Red mercury is a mythological compound that allows nuclear weapons to be radically miniaturized. That mercury oxide (and anything else reasonably described as such) is useless for blowing stuff up matters little to buyers who shell out fabulous sums on a hoax.
The truth is impervious to fact. It has become, writes C.J. Chivers, a kind of terrorist folklore.
In meetings with smugglers in several towns along the border, red mercury inhabited the fertile mental terrain where fear and distrust of authority meet superstitious folklore. Descriptions of the material varied slightly in detail and sharply in price, and there were ample contradictions. But there was a remarkable consistency in several intricate legends and origin stories, even among people who did not know one another and who were separated by many miles.

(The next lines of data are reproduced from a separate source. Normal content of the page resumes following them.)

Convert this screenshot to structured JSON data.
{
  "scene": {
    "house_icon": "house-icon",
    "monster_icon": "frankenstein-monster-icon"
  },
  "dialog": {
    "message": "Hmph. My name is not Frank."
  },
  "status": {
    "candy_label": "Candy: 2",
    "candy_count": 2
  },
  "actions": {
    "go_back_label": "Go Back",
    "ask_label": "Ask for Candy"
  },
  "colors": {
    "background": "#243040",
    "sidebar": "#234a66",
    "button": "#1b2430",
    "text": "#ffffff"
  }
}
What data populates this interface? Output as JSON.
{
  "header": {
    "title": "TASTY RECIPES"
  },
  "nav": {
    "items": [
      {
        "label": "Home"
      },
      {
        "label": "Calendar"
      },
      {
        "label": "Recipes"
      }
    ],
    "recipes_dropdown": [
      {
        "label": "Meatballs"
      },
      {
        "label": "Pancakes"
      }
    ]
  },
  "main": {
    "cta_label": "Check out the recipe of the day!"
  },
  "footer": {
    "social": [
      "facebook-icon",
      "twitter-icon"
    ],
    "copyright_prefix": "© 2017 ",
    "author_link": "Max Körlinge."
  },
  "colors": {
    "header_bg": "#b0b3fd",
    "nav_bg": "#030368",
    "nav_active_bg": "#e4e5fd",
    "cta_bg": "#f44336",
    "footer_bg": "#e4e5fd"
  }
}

Though red mercury is named in Renaissance alchemical texts, the myth's modern origins as a kind of homeopathic neutron bomb are rooted in the Cold War. After the Soviet Union collapsed, the resulting chaos and fear of nuclear proliferation set fire to the legend.
It supposedly works like so:
A theory popular in the mid-1990s was that red mercury facilitated the enrichment of uranium to weapons-grade purity. Conventionally, such enrichment is usually done with Zippe-type centrifuges, and takes several years. Red mercury was speculated[who?] to eliminate this costly and time-consuming step. Although this would not eliminate the possibility of detecting the material, it could escape detection during enrichment as the facilities hosting centrifuges normally used in this process are very large and require equipment that can be fairly easily tracked internationally. Eliminating such equipment would in theory greatly ease the construction of a clandestine nuclear weapon
Other "theories" include that it's simply a Soviet codeword for lithium-6, a legitimate element used in fusion bombs, or for a ballotechnic so effective it could be used as an alternative to the fission primary.
According to RationalWiki, the legend of Red Mercury reached such a fever pitch that it was widely believed that the South African government was using it in their legendary nuclear weapons programme. From a statement at the post-Apartheid Truth and Reconciliation Commission:
Red mercury may very well exist, in fact red mercury does exist, the contentious issue is whether it plays any role in the nuclear arms sphere. There is no doubt that red mercury exists, I can refer you to the original chemical articles on this particular form of mercury, and there have certainly been a number of unexplained deaths in people who've allegedly been linked to the red mercury industry, not least of which was Alan Kidger, but there is no evidence whatsoever that either plutonium or anything of that nature could have caused the Helderberg disaster
Anyone who sells Red Mercury to terrorists deserves a medal. Also, it is their round.